Investors took heart from the strong performance on Wall Street and
lifted MSCI's broadest index of Asia-Pacific shares outside Japan
about 0.8 percent.
Chinese exports handily beat expectations in January, rising 10.6
percent from a year earlier, while imports jumped 10 percent,
leaving the country with a trade surplus of $31.9 billion for the
"The trade figures were a bit of a surprise to the market," said
Zhou Hao, an economist at ANZ in Shanghai. "The
stronger-than-expected exports data also showed improvement in the
global demand momentum."
Australia's main index added 0.7 percent and Japan's Nikkei stock
average rose about 0.9 percent.
The buoyant mood offset the impact of a much weaker-than-expected
report on Japanese machinery orders, which is a leading indicator of
The Dow Jones industrial average ended Tuesday up 1.22 percent,
while the S&P 500 gained 1.11 percent to post its best four-day
performance in 13 months.
Stocks in Canada, Europe and emerging markets also rallied as Yellen
was careful to rock no boats in her first testimony to Congress.
"Continuity in policy is the main message from Fed Chair Yellen's
testimony," said John Peters, a senior economist at Commonwealth
Bank of Australia in Sydney. "Equities did well in reaction to the
Fed sticking with its relatively upbeat outlook on the economy."
"Crucially, the Fed hasn't downgraded its view on the U.S. recovery
in light of recent data releases or volatility in markets," he
added. "Further QE tapering is on the cards at upcoming FOMC
meetings and U.S. yields should continue to rise."
The yields on 10-year Treasury notes pushed to two-week highs,
rising to 2.724 percent from Tuesday's U.S. close of 2.717 percent.
Sentiment got a further lift from news that the U.S. House of
Representatives had passed legislation increasing Washington's
borrowing authority, removing the danger of default.
Stabilization in emerging markets also helped after the turmoil of
January. The Turkish lira and the South African rand have been
grinding steadily higher for the past two weeks.

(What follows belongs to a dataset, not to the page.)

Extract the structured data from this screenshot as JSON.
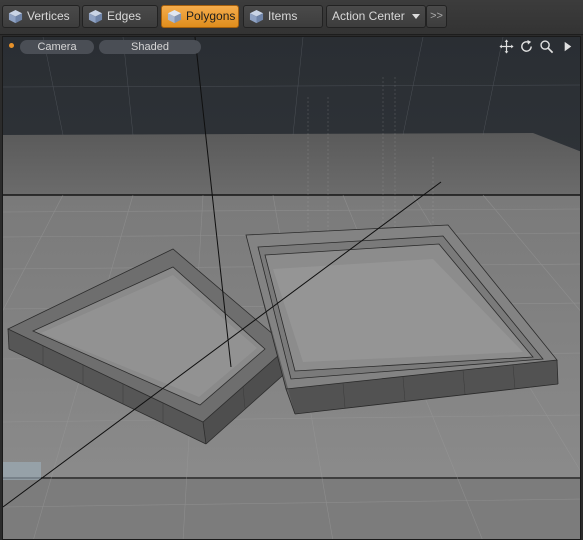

The calmer mood was reflected in the VIX index of volatility, which
dived 4.9 percent to 14.51, pulling sharply away from its recent
peak at 21.48.
[to top of second column]
The Australian dollar benefited from the better-than-expected
Chinese trade report, adding 0.2 percent to $0.9054 and also edging
up against the yen to 92.86.
China is Australia's biggest export market.
The U.S. dollar was nearly flat on the day against its Japanese
counterpart at 102.59, holding onto its gains made in the previous
session after Yellen's remarks, while the euro was also steady, at
The single currency could be affected by a speech by European
Central Bank President Mario Draghi later on Wednesday, while the
Bank of England releases a report on inflation which should include
an overhaul of forward guidance.
In commodity markets, spot gold fell 0.4 percent to $1,285.49 an
ounce, snapping a three-day winning streak and giving back some of
its sharp overnight gains as stocks rallied. But it was still not
far from a three-month high of $1,293.44 hit on Tuesday.
Brent crude rose about 0.1 percent to $108.75 a barrel, while U.S.
crude gained 0.3 percent to $100.27, also bolstered by data from the
American Petroleum Institute showing crude stocks fell by 2.5
million barrels at a key U.S. delivery hub, and by expectations of
increased U.S. demand due to cold weather.
Three-month copper on the London Metal Exchange rose 0.6 percent to
$7,121.25 a ton, reversing losses from the previous session and
moving away from a two-month low of $7,016 touched on February 4.
(Additional reporting by China economics
team; editing by Chris Gallagher)
[© 2014 Thomson Reuters. All rights
Copyright 2014 Reuters. All rights reserved. This material may not be published,
broadcast, rewritten or redistributed.